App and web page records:
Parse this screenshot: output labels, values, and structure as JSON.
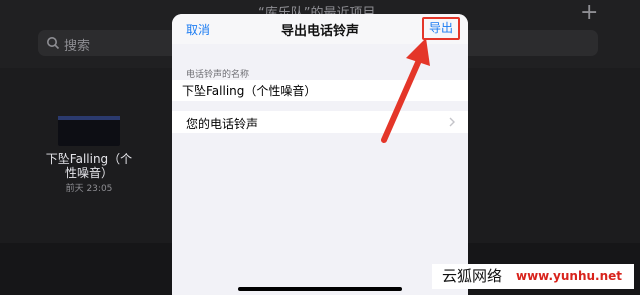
{
  "background": {
    "title": "“库乐队”的最近项目",
    "search_placeholder": "搜索",
    "file": {
      "name": "下坠Falling（个性噪音）",
      "time": "前天 23:05"
    }
  },
  "sheet": {
    "cancel_label": "取消",
    "title": "导出电话铃声",
    "export_label": "导出",
    "name_section_label": "电话铃声的名称",
    "name_value": "下坠Falling（个性噪音）",
    "ringtone_row_label": "您的电话铃声"
  },
  "watermark": {
    "left": "云狐网络",
    "right": "www.yunhu.net"
  },
  "colors": {
    "accent": "#1c7cf2",
    "annotation": "#e43629"
  }
}
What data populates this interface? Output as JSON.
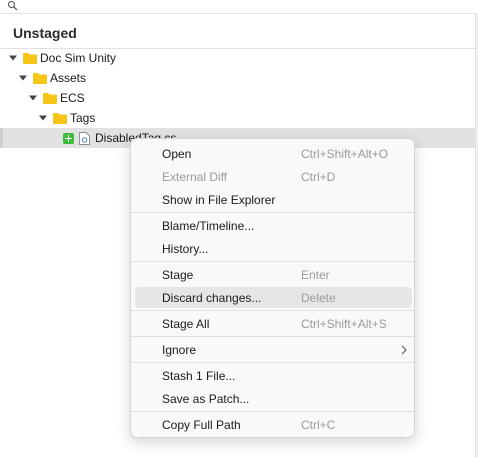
{
  "search": {
    "placeholder": ""
  },
  "section": {
    "title": "Unstaged"
  },
  "tree": [
    {
      "label": "Doc Sim Unity",
      "level": 0
    },
    {
      "label": "Assets",
      "level": 1
    },
    {
      "label": "ECS",
      "level": 2
    },
    {
      "label": "Tags",
      "level": 3
    },
    {
      "label": "DisabledTag.cs",
      "level": 4,
      "status": "added"
    }
  ],
  "context_menu": {
    "items": [
      {
        "label": "Open",
        "shortcut": "Ctrl+Shift+Alt+O",
        "disabled": false
      },
      {
        "label": "External Diff",
        "shortcut": "Ctrl+D",
        "disabled": true
      },
      {
        "label": "Show in File Explorer",
        "shortcut": "",
        "disabled": false
      },
      {
        "label": "Blame/Timeline...",
        "shortcut": "",
        "disabled": false
      },
      {
        "label": "History...",
        "shortcut": "",
        "disabled": false
      },
      {
        "label": "Stage",
        "shortcut": "Enter",
        "disabled": false
      },
      {
        "label": "Discard changes...",
        "shortcut": "Delete",
        "disabled": false,
        "hover": true
      },
      {
        "label": "Stage All",
        "shortcut": "Ctrl+Shift+Alt+S",
        "disabled": false
      },
      {
        "label": "Ignore",
        "shortcut": "",
        "disabled": false,
        "submenu": true
      },
      {
        "label": "Stash 1 File...",
        "shortcut": "",
        "disabled": false
      },
      {
        "label": "Save as Patch...",
        "shortcut": "",
        "disabled": false
      },
      {
        "label": "Copy Full Path",
        "shortcut": "Ctrl+C",
        "disabled": false
      }
    ]
  },
  "colors": {
    "added": "#3dbd3d",
    "folder": "#f5c518",
    "selection": "#e2e2e2"
  }
}
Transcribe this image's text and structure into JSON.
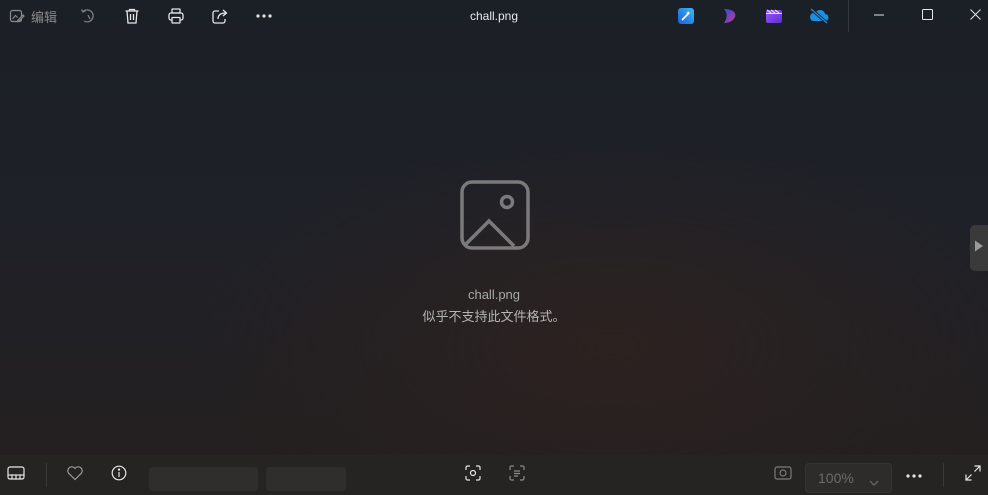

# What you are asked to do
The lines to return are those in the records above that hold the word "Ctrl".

# Response to this task
        "shortcut": "Ctrl+Shift+Alt+O",
        "shortcut": "Ctrl+D",
        "shortcut": "Ctrl+Shift+Alt+S",
        "shortcut": "Ctrl+C",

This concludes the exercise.